The records below must be reproduced exactly. Strip out the pictures.
:::
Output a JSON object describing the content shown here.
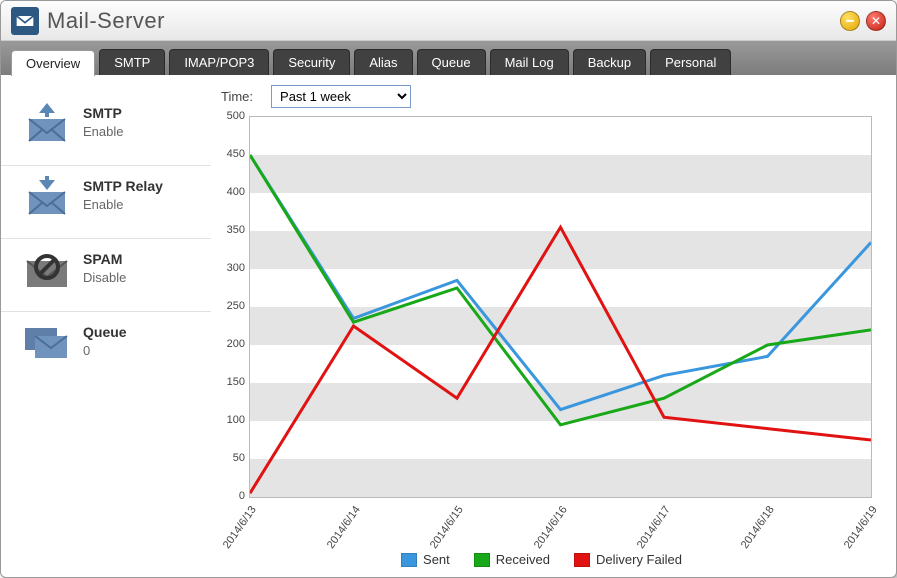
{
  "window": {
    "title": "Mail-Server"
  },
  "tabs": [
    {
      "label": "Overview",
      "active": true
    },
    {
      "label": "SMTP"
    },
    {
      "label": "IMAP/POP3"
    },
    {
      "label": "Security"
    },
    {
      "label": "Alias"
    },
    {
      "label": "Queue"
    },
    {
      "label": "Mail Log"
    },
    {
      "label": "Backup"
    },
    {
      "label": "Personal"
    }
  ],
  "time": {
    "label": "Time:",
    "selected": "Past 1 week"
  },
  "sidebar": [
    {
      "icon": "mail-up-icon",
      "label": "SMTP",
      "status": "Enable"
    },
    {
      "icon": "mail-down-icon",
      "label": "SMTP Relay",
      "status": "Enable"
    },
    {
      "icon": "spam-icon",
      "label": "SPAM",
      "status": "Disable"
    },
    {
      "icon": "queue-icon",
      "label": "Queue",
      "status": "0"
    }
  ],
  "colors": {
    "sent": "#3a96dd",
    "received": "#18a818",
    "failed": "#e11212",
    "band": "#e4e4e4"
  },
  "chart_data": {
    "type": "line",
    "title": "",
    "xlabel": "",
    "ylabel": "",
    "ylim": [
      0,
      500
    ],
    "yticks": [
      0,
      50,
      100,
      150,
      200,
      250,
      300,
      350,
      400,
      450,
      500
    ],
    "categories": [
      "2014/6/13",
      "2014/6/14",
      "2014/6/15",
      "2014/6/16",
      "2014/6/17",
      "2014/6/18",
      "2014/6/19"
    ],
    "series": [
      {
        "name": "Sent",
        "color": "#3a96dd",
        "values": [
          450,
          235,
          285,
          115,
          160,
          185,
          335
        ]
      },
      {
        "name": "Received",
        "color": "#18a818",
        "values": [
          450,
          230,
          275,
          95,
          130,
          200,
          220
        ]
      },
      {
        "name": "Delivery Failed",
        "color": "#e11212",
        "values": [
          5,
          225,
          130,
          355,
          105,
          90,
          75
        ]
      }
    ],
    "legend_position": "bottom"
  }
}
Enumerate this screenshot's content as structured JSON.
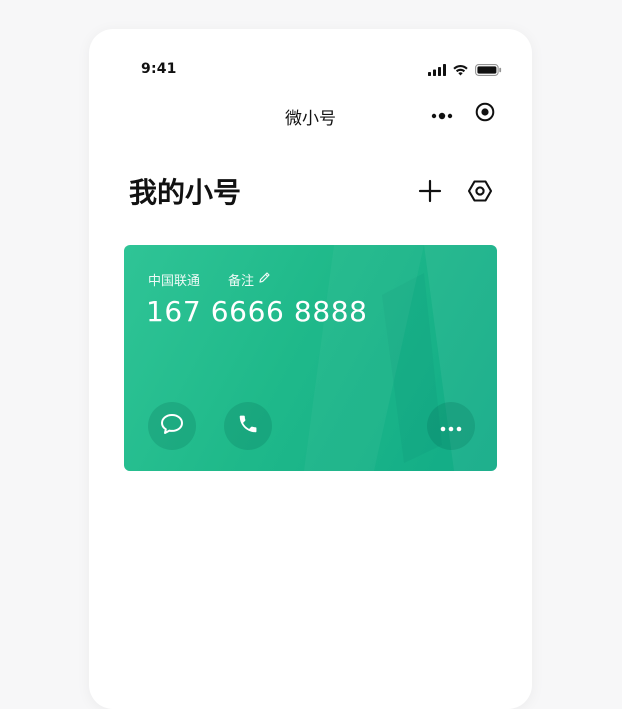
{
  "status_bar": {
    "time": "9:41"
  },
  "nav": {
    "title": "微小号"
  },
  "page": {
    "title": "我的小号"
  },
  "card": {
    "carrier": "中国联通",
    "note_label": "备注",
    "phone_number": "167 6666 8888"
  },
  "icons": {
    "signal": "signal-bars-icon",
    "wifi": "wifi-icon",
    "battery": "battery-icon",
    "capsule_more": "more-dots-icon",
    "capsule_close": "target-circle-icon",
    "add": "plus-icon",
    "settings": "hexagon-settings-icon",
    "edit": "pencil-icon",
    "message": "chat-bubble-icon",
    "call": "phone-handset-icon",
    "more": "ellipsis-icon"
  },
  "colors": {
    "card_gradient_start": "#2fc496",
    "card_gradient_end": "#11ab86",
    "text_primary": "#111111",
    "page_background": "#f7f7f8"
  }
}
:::
Completed task
Output a JSON object describing the content shown here.
{
  "window": {
    "title": "Mail-Server"
  },
  "tabs": [
    {
      "label": "Overview",
      "active": true
    },
    {
      "label": "SMTP"
    },
    {
      "label": "IMAP/POP3"
    },
    {
      "label": "Security"
    },
    {
      "label": "Alias"
    },
    {
      "label": "Queue"
    },
    {
      "label": "Mail Log"
    },
    {
      "label": "Backup"
    },
    {
      "label": "Personal"
    }
  ],
  "time": {
    "label": "Time:",
    "selected": "Past 1 week"
  },
  "sidebar": [
    {
      "icon": "mail-up-icon",
      "label": "SMTP",
      "status": "Enable"
    },
    {
      "icon": "mail-down-icon",
      "label": "SMTP Relay",
      "status": "Enable"
    },
    {
      "icon": "spam-icon",
      "label": "SPAM",
      "status": "Disable"
    },
    {
      "icon": "queue-icon",
      "label": "Queue",
      "status": "0"
    }
  ],
  "colors": {
    "sent": "#3a96dd",
    "received": "#18a818",
    "failed": "#e11212",
    "band": "#e4e4e4"
  },
  "chart_data": {
    "type": "line",
    "title": "",
    "xlabel": "",
    "ylabel": "",
    "ylim": [
      0,
      500
    ],
    "yticks": [
      0,
      50,
      100,
      150,
      200,
      250,
      300,
      350,
      400,
      450,
      500
    ],
    "categories": [
      "2014/6/13",
      "2014/6/14",
      "2014/6/15",
      "2014/6/16",
      "2014/6/17",
      "2014/6/18",
      "2014/6/19"
    ],
    "series": [
      {
        "name": "Sent",
        "color": "#3a96dd",
        "values": [
          450,
          235,
          285,
          115,
          160,
          185,
          335
        ]
      },
      {
        "name": "Received",
        "color": "#18a818",
        "values": [
          450,
          230,
          275,
          95,
          130,
          200,
          220
        ]
      },
      {
        "name": "Delivery Failed",
        "color": "#e11212",
        "values": [
          5,
          225,
          130,
          355,
          105,
          90,
          75
        ]
      }
    ],
    "legend_position": "bottom"
  }
}
Enumerate this screenshot's content as structured JSON.
{
  "status_bar": {
    "time": "9:41"
  },
  "nav": {
    "title": "微小号"
  },
  "page": {
    "title": "我的小号"
  },
  "card": {
    "carrier": "中国联通",
    "note_label": "备注",
    "phone_number": "167 6666 8888"
  },
  "icons": {
    "signal": "signal-bars-icon",
    "wifi": "wifi-icon",
    "battery": "battery-icon",
    "capsule_more": "more-dots-icon",
    "capsule_close": "target-circle-icon",
    "add": "plus-icon",
    "settings": "hexagon-settings-icon",
    "edit": "pencil-icon",
    "message": "chat-bubble-icon",
    "call": "phone-handset-icon",
    "more": "ellipsis-icon"
  },
  "colors": {
    "card_gradient_start": "#2fc496",
    "card_gradient_end": "#11ab86",
    "text_primary": "#111111",
    "page_background": "#f7f7f8"
  }
}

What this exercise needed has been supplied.